Building relationships key to better outcomes
The shift of healthcare delivery from inpatient to outpatient settings continues at a rapid pace, allowing people to address their needs through practitioners and places never imagined 10 years ago. Consumers today also are more active in the healthcare decisionmaking process, seeking information and alternatives related to treatment and payment options.
These changes underscore the value of accreditation, a powerful way an organization can demonstrate its commitment to quality care via a process that strengthens relationships with staff and recommits teams to practices that deliver superior outcomes. This year, the Accreditation Association for Ambulatory Health Care marks its 35th anniversary, a testament to the educational, motivational and transformative influence relationships can have on healthcare delivery. The AAAHC accredits more than 20 types of facilities, including ambulatory surgery centers, university health centers, medical homes, retail clinics and urgent-care centers.
Accreditation comes in many forms. Ideally, a surveyor visits a site in person to better connect to facility representatives and help them understand how meeting standards will deliver the quality care patients expect. An online or virtual survey has limited reach into an organization, and an impersonal screen can make standards difficult to fully relate to or appreciate. When conducted in person, surveys become tools to edu- cate and motivate.
Accreditation also works best when conducted by healthcare peers who bring a commitment and passion to their roles—fellow physicians, nurses, administrators and others in the field who underwent rigorous training and mentoring. In the role of surveyor, these experts use their knowledge and experience to change the tone of an accreditation process and promote broader involvement from the accredited organization’s staff. A good surveyor not only teaches but listens—a mindset that allows the surveyor to help each organization decide how to better meet standards.

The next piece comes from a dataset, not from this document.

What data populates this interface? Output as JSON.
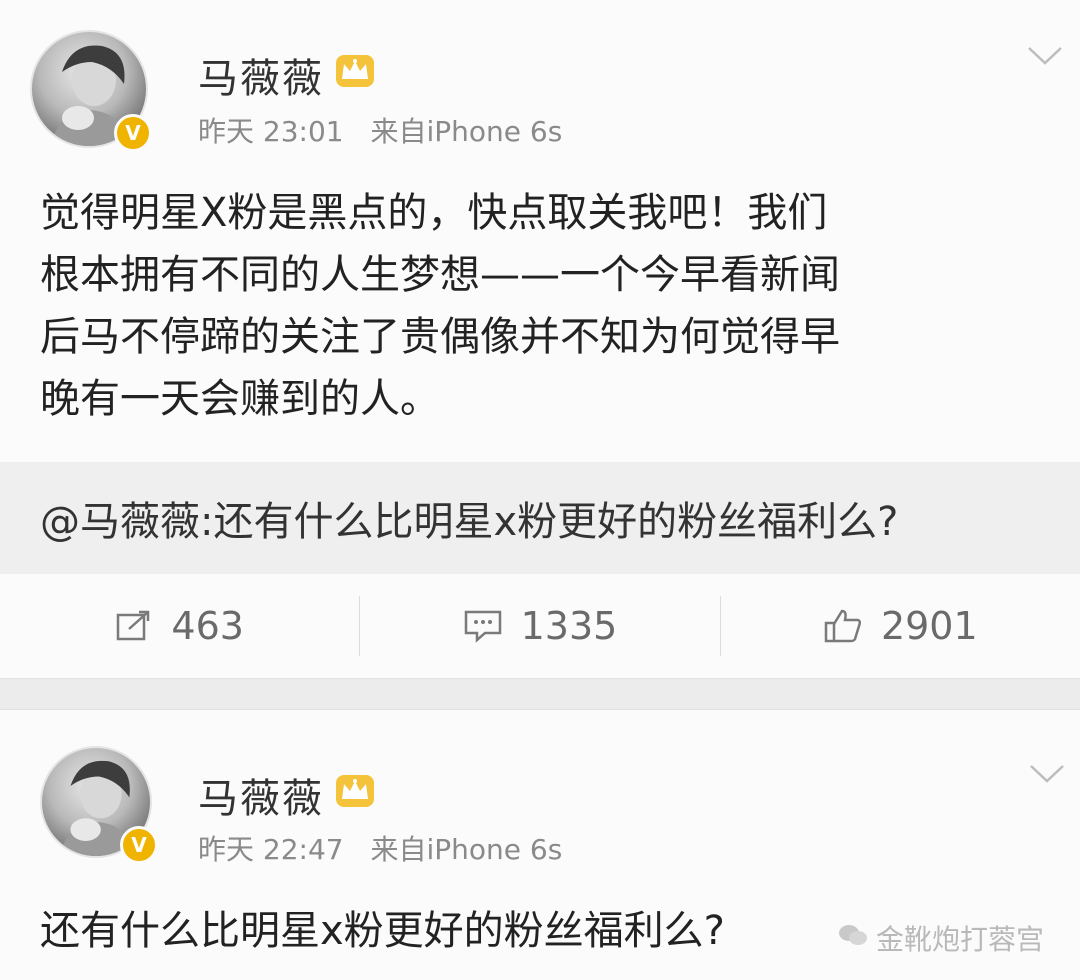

An accreditation model built on a personal, consultative survey process can increase efficiencies and improve communication among staff, patients and providers—ultimately leading to improved outcomes. No matter what government regulations exist, how healthcare is funded or where it takes place, medicine is about people caring for people. It’s all about relationships.
Dr. W. Patrick Davey is board chairman of the Accreditation Association for Ambulatory Health Care.